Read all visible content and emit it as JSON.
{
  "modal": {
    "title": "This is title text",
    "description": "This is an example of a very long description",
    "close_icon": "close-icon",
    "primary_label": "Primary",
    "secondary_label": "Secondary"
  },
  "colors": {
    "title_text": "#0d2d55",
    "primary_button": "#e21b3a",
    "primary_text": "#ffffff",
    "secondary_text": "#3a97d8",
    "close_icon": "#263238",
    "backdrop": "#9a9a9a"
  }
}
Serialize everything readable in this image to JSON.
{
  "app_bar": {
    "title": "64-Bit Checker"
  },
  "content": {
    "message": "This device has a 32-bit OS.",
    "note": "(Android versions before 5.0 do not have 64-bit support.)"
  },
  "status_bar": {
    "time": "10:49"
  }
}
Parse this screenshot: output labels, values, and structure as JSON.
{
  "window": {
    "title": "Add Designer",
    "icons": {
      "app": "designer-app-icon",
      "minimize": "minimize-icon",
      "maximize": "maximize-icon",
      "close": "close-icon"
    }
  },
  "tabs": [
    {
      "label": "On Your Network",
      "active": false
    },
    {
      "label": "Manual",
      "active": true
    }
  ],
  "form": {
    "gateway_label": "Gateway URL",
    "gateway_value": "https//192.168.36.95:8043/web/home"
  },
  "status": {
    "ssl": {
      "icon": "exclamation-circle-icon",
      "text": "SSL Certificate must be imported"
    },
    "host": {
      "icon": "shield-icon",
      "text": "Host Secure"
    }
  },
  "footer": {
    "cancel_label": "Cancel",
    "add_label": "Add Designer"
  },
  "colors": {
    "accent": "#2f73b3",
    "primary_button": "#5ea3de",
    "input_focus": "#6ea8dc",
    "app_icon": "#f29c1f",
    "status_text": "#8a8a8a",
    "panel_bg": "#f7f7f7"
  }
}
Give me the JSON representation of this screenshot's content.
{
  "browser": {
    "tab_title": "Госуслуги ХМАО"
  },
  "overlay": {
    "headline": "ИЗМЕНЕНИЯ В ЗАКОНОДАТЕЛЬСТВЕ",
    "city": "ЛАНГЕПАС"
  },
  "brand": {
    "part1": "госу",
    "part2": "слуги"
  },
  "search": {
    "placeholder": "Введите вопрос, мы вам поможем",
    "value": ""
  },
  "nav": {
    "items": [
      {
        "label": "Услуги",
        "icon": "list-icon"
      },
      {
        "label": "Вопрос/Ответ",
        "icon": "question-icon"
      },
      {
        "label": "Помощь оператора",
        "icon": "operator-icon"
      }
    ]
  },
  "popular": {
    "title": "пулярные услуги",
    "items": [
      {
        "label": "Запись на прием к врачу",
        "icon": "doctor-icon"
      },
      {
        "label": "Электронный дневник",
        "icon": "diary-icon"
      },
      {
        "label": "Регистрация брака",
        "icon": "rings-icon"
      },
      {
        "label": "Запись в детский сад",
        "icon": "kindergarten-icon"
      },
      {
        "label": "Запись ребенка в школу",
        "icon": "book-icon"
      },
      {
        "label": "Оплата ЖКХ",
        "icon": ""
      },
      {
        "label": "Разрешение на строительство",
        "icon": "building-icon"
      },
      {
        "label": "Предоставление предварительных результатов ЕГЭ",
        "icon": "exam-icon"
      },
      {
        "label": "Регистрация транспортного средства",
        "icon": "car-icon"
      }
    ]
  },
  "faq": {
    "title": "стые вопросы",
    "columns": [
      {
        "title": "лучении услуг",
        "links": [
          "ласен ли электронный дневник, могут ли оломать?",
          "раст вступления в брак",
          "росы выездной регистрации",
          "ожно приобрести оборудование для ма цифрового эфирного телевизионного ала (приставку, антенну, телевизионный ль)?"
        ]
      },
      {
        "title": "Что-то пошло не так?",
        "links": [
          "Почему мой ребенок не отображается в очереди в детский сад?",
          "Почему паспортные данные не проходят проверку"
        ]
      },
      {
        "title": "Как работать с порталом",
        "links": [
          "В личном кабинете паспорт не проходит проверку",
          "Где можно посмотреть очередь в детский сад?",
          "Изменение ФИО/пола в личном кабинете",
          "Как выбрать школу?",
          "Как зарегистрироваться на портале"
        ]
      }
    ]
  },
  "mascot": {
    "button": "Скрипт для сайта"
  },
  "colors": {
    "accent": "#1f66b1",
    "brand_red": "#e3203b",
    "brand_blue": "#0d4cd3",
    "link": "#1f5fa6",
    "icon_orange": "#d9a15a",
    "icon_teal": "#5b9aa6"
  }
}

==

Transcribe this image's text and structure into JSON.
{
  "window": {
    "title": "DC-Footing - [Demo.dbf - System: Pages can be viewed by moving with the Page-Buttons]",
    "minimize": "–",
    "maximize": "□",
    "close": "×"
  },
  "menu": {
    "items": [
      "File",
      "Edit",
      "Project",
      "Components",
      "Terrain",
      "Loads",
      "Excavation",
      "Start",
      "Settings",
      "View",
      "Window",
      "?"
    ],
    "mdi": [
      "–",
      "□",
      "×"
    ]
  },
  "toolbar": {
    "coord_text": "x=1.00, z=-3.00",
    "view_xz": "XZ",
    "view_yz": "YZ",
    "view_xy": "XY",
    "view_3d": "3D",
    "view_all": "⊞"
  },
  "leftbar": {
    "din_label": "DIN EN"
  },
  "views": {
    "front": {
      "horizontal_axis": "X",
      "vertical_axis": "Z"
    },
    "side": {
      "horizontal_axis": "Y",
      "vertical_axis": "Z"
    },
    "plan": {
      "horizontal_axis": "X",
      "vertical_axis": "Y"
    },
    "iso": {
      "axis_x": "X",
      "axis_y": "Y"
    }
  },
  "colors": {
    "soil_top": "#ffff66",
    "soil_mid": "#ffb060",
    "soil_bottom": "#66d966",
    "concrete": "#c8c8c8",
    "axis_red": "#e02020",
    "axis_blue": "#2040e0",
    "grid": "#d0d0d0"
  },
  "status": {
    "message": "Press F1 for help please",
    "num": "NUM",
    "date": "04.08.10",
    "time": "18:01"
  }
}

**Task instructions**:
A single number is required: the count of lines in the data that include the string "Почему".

**Answer below**:
2